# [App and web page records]
──────────

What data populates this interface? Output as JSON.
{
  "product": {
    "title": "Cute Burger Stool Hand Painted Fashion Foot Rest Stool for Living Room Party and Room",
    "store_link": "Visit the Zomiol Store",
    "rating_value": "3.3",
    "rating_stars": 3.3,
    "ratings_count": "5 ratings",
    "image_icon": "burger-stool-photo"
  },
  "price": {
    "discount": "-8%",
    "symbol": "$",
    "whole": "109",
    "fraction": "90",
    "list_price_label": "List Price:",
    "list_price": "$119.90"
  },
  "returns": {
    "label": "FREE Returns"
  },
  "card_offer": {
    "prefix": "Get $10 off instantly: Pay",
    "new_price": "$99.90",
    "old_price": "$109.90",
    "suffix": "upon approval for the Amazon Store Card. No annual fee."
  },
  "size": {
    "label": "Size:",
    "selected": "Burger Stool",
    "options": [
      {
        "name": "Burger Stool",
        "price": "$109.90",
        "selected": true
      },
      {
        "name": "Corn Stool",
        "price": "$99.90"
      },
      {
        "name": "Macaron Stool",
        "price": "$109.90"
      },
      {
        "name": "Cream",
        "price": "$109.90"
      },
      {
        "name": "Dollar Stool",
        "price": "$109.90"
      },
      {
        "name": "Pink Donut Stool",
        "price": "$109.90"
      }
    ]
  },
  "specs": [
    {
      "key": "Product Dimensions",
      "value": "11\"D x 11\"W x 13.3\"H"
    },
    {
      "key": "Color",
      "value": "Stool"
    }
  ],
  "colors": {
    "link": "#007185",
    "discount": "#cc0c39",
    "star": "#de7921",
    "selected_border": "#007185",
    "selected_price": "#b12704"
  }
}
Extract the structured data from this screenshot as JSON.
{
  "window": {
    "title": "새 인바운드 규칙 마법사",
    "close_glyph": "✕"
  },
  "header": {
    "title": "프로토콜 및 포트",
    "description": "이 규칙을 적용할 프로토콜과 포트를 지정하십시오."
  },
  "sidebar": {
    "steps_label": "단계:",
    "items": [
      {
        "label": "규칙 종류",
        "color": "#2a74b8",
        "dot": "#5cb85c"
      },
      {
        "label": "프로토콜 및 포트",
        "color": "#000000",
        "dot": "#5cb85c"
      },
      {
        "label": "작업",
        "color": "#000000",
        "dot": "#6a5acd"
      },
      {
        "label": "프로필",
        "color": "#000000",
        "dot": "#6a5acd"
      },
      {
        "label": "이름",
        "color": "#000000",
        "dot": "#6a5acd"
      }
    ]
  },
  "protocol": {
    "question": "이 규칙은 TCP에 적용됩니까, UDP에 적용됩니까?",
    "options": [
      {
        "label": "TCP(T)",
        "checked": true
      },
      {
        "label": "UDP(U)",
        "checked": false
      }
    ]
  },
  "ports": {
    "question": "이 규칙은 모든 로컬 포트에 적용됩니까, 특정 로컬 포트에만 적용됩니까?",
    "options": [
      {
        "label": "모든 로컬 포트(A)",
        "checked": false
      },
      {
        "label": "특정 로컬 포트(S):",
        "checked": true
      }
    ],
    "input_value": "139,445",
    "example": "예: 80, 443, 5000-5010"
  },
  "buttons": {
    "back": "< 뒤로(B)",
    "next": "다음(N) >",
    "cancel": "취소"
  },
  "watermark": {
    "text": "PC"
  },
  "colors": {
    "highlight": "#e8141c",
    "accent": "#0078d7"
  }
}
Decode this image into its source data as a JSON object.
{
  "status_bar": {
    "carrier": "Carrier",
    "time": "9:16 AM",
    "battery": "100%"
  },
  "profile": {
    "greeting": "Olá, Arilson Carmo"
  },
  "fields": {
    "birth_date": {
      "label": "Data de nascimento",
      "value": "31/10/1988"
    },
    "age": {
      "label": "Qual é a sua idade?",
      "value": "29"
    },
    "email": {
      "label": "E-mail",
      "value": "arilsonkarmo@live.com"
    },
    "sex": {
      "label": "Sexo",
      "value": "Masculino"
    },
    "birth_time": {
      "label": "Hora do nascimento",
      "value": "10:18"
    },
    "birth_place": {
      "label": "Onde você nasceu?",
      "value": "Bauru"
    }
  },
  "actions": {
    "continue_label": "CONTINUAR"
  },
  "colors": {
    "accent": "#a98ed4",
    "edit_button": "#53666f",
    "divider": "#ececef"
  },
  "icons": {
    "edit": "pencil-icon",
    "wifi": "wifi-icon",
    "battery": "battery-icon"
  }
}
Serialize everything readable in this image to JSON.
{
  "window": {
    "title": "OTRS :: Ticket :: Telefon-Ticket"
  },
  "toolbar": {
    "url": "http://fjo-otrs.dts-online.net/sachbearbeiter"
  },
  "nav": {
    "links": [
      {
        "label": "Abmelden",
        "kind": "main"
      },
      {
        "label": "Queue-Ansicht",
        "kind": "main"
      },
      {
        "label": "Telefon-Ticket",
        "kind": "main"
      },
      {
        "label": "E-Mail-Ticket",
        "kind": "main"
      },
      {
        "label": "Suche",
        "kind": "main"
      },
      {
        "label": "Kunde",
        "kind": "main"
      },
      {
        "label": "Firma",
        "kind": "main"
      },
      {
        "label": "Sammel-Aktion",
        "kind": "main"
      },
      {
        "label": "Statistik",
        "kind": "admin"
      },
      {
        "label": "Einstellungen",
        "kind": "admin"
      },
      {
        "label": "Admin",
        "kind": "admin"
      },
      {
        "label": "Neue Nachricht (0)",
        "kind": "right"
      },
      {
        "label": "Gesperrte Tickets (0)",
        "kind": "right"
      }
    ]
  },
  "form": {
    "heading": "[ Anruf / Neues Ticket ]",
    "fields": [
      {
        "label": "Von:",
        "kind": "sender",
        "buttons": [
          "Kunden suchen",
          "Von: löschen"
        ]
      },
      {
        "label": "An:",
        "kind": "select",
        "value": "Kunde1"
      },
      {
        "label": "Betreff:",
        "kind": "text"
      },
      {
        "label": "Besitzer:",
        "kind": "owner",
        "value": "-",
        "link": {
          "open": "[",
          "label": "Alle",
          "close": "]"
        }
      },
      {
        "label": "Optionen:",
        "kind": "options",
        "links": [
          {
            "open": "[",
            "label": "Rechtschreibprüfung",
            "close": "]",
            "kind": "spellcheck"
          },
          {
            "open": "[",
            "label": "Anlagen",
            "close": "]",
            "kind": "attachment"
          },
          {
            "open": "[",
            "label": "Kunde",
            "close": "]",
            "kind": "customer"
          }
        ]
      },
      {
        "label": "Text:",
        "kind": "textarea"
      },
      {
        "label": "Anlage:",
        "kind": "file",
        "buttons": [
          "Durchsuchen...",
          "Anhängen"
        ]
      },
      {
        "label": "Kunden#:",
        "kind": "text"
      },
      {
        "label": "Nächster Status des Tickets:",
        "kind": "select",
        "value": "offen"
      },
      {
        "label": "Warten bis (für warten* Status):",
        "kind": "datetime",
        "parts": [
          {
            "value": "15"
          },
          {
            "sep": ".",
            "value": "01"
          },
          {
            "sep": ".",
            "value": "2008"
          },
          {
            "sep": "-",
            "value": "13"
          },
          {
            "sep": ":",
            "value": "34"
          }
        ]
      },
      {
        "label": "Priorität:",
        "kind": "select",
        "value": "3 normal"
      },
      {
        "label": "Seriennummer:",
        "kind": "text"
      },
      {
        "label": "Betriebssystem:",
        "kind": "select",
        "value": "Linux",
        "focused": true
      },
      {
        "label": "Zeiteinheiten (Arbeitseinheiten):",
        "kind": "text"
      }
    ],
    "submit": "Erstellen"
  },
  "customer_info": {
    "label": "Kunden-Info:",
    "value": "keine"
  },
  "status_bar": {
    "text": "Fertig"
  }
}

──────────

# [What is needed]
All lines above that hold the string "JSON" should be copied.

# [Result of this exercise]
What data populates this interface? Output as JSON.
Extract the structured data from this screenshot as JSON.
Decode this image into its source data as a JSON object.
Serialize everything readable in this image to JSON.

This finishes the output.